---- Data shown
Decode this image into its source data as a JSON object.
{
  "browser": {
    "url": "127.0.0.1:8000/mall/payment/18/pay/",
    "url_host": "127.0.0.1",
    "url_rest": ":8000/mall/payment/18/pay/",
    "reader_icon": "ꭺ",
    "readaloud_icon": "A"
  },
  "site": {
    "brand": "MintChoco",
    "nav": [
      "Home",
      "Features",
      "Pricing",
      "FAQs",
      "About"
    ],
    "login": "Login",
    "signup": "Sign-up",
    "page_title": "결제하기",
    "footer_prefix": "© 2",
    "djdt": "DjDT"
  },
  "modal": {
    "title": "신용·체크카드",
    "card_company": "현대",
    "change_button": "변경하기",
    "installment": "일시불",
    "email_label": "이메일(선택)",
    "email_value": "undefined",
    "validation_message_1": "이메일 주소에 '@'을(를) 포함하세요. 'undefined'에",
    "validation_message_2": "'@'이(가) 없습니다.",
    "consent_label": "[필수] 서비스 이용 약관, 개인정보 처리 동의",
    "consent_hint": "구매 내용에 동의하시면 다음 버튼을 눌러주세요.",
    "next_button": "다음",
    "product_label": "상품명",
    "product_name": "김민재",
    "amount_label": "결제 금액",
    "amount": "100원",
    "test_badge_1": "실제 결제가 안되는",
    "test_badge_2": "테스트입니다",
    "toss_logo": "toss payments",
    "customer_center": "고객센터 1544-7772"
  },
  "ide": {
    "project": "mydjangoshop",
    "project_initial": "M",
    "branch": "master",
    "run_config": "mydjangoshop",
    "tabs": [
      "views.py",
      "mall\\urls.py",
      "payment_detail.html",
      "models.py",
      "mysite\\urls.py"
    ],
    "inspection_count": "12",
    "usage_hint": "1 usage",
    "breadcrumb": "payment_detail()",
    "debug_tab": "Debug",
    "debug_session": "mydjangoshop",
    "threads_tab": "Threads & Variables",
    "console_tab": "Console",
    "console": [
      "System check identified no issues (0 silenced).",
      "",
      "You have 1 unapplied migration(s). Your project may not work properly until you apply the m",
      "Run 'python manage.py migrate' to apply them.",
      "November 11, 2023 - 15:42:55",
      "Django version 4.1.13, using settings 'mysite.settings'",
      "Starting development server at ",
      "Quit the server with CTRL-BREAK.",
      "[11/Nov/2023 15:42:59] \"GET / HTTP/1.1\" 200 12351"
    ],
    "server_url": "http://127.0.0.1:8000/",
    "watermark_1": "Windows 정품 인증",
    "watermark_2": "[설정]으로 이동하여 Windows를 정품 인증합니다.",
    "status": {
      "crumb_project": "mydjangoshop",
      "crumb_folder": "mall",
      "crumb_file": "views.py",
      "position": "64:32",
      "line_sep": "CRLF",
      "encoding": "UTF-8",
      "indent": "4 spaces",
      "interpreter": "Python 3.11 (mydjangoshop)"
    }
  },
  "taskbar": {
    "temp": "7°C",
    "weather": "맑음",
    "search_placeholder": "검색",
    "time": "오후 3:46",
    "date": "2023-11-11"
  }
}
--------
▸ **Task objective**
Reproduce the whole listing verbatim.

▸ **Exercise solution**
Decode this image into its source data as a JSON object.
{
  "browser": {
    "url": "127.0.0.1:8000/mall/payment/18/pay/",
    "url_host": "127.0.0.1",
    "url_rest": ":8000/mall/payment/18/pay/",
    "reader_icon": "ꭺ",
    "readaloud_icon": "A"
  },
  "site": {
    "brand": "MintChoco",
    "nav": [
      "Home",
      "Features",
      "Pricing",
      "FAQs",
      "About"
    ],
    "login": "Login",
    "signup": "Sign-up",
    "page_title": "결제하기",
    "footer_prefix": "© 2",
    "djdt": "DjDT"
  },
  "modal": {
    "title": "신용·체크카드",
    "card_company": "현대",
    "change_button": "변경하기",
    "installment": "일시불",
    "email_label": "이메일(선택)",
    "email_value": "undefined",
    "validation_message_1": "이메일 주소에 '@'을(를) 포함하세요. 'undefined'에",
    "validation_message_2": "'@'이(가) 없습니다.",
    "consent_label": "[필수] 서비스 이용 약관, 개인정보 처리 동의",
    "consent_hint": "구매 내용에 동의하시면 다음 버튼을 눌러주세요.",
    "next_button": "다음",
    "product_label": "상품명",
    "product_name": "김민재",
    "amount_label": "결제 금액",
    "amount": "100원",
    "test_badge_1": "실제 결제가 안되는",
    "test_badge_2": "테스트입니다",
    "toss_logo": "toss payments",
    "customer_center": "고객센터 1544-7772"
  },
  "ide": {
    "project": "mydjangoshop",
    "project_initial": "M",
    "branch": "master",
    "run_config": "mydjangoshop",
    "tabs": [
      "views.py",
      "mall\\urls.py",
      "payment_detail.html",
      "models.py",
      "mysite\\urls.py"
    ],
    "inspection_count": "12",
    "usage_hint": "1 usage",
    "breadcrumb": "payment_detail()",
    "debug_tab": "Debug",
    "debug_session": "mydjangoshop",
    "threads_tab": "Threads & Variables",
    "console_tab": "Console",
    "console": [
      "System check identified no issues (0 silenced).",
      "",
      "You have 1 unapplied migration(s). Your project may not work properly until you apply the m",
      "Run 'python manage.py migrate' to apply them.",
      "November 11, 2023 - 15:42:55",
      "Django version 4.1.13, using settings 'mysite.settings'",
      "Starting development server at ",
      "Quit the server with CTRL-BREAK.",
      "[11/Nov/2023 15:42:59] \"GET / HTTP/1.1\" 200 12351"
    ],
    "server_url": "http://127.0.0.1:8000/",
    "watermark_1": "Windows 정품 인증",
    "watermark_2": "[설정]으로 이동하여 Windows를 정품 인증합니다.",
    "status": {
      "crumb_project": "mydjangoshop",
      "crumb_folder": "mall",
      "crumb_file": "views.py",
      "position": "64:32",
      "line_sep": "CRLF",
      "encoding": "UTF-8",
      "indent": "4 spaces",
      "interpreter": "Python 3.11 (mydjangoshop)"
    }
  },
  "taskbar": {
    "temp": "7°C",
    "weather": "맑음",
    "search_placeholder": "검색",
    "time": "오후 3:46",
    "date": "2023-11-11"
  }
}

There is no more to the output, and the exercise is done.